GF: Both parties should treat each other as peers. I’m talking about the way we treat each other as human beings. A hungry kid in south Louisville does not care if it’s a 16-10 ratio. I’m talking about working together for the betterment of the people of Louisville. That means the mayor’s relationship with the Metro Council has got to be one that acknowledges that we might have differences, but we’re here for the same reason. We might not agree on everything, but we agree on core things. Here’s what our citizens need and here’s our government process and how do we make better decisions.
LEO: Do you think it’s going to be difficult for a new mayor to demonstrate that inclusiveness?
GF: I don’t look at it as a burden. I look at it as an exciting opportunity to do the right thing. The power of any organization comes from the diverse opinions and life experiences of the people on the team. That also allows you, when you harness that appropriately, to move the city forward in a very powerful way. What you want to do is you want to take away that feeling of “what are they doing” and replace it with “look what we are doing.” Again, it’s easy to criticize. So I welcome you into my house, man, and here are the goals for the city and I want you to help me so we can do it together.
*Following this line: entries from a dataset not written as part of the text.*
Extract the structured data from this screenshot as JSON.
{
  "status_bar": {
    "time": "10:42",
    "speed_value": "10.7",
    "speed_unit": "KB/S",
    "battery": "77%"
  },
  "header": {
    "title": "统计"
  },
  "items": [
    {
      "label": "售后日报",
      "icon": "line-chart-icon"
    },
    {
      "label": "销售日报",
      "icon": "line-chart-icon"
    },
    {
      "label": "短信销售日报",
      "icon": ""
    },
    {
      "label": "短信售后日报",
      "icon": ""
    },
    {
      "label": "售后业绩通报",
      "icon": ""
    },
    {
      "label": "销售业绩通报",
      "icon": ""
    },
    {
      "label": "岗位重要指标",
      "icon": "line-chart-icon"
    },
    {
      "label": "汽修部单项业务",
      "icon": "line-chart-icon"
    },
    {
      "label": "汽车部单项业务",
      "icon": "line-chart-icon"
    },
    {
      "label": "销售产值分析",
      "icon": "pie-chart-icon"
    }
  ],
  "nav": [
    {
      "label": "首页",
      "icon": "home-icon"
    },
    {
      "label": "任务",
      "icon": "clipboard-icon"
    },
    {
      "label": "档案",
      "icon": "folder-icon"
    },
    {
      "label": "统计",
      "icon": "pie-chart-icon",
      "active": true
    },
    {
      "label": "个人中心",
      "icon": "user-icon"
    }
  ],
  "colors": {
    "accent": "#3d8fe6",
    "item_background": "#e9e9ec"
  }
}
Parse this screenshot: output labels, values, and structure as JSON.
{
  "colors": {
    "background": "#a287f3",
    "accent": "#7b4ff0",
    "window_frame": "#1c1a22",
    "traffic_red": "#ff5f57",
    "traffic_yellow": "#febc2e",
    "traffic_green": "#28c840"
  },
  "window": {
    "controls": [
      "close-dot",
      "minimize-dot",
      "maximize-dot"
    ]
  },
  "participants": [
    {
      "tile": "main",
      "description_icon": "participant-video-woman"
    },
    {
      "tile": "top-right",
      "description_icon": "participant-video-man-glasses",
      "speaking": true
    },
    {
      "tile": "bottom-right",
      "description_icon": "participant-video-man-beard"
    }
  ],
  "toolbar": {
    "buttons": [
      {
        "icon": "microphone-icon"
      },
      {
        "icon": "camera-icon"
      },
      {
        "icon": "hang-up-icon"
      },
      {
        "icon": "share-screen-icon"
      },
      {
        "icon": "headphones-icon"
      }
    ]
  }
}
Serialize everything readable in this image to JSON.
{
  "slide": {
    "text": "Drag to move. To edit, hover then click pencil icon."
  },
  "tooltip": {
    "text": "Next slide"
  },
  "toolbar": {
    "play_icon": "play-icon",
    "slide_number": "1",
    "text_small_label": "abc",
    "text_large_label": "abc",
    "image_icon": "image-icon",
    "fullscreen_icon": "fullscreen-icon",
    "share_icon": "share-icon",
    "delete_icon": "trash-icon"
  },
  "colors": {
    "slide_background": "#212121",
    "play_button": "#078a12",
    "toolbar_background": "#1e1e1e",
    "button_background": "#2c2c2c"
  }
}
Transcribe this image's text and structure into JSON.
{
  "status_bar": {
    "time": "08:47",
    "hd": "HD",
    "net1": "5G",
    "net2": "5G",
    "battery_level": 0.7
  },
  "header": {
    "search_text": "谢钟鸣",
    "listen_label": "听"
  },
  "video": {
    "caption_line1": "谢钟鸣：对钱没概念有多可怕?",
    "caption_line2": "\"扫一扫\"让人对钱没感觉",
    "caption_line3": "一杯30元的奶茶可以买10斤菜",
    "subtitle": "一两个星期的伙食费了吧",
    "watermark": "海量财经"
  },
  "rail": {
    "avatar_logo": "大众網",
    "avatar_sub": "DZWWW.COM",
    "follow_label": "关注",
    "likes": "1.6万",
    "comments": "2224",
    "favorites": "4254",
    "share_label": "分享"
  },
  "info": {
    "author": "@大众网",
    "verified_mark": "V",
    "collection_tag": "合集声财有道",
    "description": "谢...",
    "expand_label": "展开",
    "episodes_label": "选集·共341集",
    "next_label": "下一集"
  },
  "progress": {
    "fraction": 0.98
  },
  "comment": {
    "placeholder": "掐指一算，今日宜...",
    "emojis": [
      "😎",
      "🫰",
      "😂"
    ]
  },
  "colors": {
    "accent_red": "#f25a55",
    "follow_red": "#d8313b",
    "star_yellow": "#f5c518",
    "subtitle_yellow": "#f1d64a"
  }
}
That’s when you find out the true measure of people, because it’s easier to complain and sometimes it’s harder to be a constructive member for positive change. There’s a hundred different ways to get there. There’s no one way. As long as we fall in those ethical boundaries, the more likely we’ll get there.
Check out leoweekly.com to read the rest of the interview.
In other news, the reason behind the decision to suspend majority caucus director Kenya McGruder remains a mystery, but that hasn’t prevented rumors from orbiting the blogosphere, entangling Metro Council President David Tandy, D-4, in the process.
The political website Page One Kentucky posted a blog entry last week claiming Metro Council sources said McGruder’s suspension was at least in part based on the fact that she babysat Tandy’s 5-year-old daughter while at City Hall. And while Tandy offered to be interviewed by Page One’s Jake Payne to explain the situation, the blogger refused to speak with the councilman, instead demanding a written statement. In turn, Tandy’s office released a convoluted statement that did not successfully clear up the sitter-gate situation.
Although McGruder and Tandy’s wife, Carolyn, are close friends, the council president denies the accusation brought up on Page One.
“Those rumors are false. That’s not the reason for Ms. McGruder’s suspension,” Tandy tells LEO Weekly. “And the personnel committee knows that. The other council members in the Democratic caucus know that as well. And we go forward with it from there.”
Tandy would not divulge why the personnel committee handed McGruder a five-day suspension, but says he has brought his daughter to City Hall only twice this year, and on one of those occasions she visited with McGruder for about 15 minutes.
Also, it should be noted that none of our sources ever mentioned the Democratic caucus director being a personal nanny as a reason for her suspension.